The type of rider that you are, will dictate just how far out the most optimal place to sprint or attack will be.
For example, if you’re a really 'explosive' type of rider, suited to very short high intensity sprints, then you’ll be wanting to leave your...
Spending hours and hours training, eating well, getting yourself mentally prepared, ensuring you’re injury free and strong, etc... etc... are all paramount to your cycling success.
BUT don’t forget a few of the one percenters that can make an enormous difference - simply by being aware of them when you are training and racing.
One of those ‘one percenters’ is the way in which you ride around the track.
This measurement line is the exact length of the track, it's the closest line to the bottom and is usually black in colour.
This is a really important tip to remember, particularly if you are riding timed events such as the individual pursuit, kilo, flying 200m, and team events.
If you’re riding above the black line you’re potentially travelling not just centimetres of extra distance, but METERS!!!
Think about it when considering...
So you’ve just bought a brand new set of rollers after reading just how beneficial they are in our previous blog on Why Learning How to Cycle on Rollers is SO IMPORTANT.
There’s nothing quite like being able to roll your legs, with limited resistance in between races or training efforts.
The rollers are a great tool for warm up, training and recovery.
Whilst they might seem like a fairly complicated task for a newbie, with practice it’s very achievable to ride the rollers.
Here's a quick video on how to master the rollers, and the step by step instructions are below.
To start with it is a good idea to find a friend to stand next to you who can hold onto your seat/bike for the first few times whilst you try out the rollers.
This can provide additional support with balance until you feel confident riding on your own or when you are comfortable pedaling whilst holding onto a wall/support independently.
But just a WARNING...
It’s actually quite difficult and can take a fair amount of time to learn to ride them extremely well (at least a few months of almost every day practice).

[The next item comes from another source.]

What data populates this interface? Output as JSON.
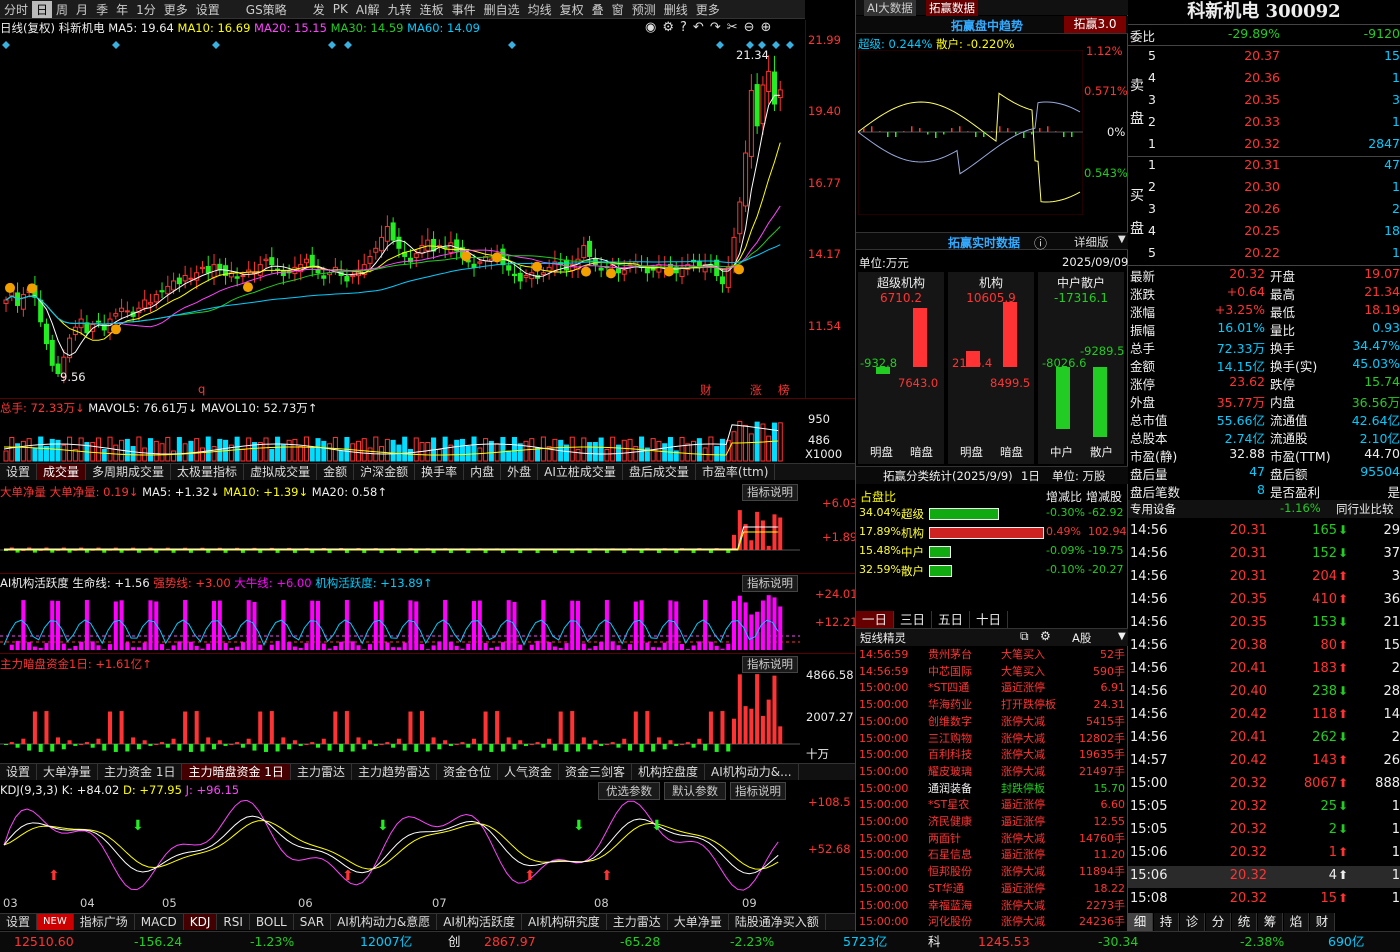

Despite this, they’re hands down one of the best pieces of equipment that you can buy that will assist with developing pedalling efficiency.
Why is pedalling efficiency so important?
Check out Kerrie Meare’s FREE video on ‘How to Ride Faster’ and you’ll learn just how important pedal efficiency is!
For those of you not familiar with the rollers and are thinking about giving it a try... we’d recommend you watch our athlete Yvette Waterfall’s homemade video on how she learnt to cycle on rollers.
Yvette is one of our Masters track riders and since learning to ride the rollers (and with a whole lot of training) has achieved gold medal podium performances on the track! You can watch her comical video here...
Whilst the human body is not very aerodynamic in it’s natural shape, many new technologies and position advancements have been developed over the years to reduce wind resistance in two ways:
It only takes for you to head out on the road bike into a head wind for you to experience the full effects of wind resistance.
To push through the barrier, which is simply a large mass of air, most cyclists will apply more force through the pedals and try and counteract the wind with force, as opposed to changing body position or equipment.
What makes wind resistance worse, is SPEED - the faster you travel, the more wind resistance you’ll experience, and the more effort that will be required to overcome it!
In Kerrie’s FREE video on ‘How to Ride...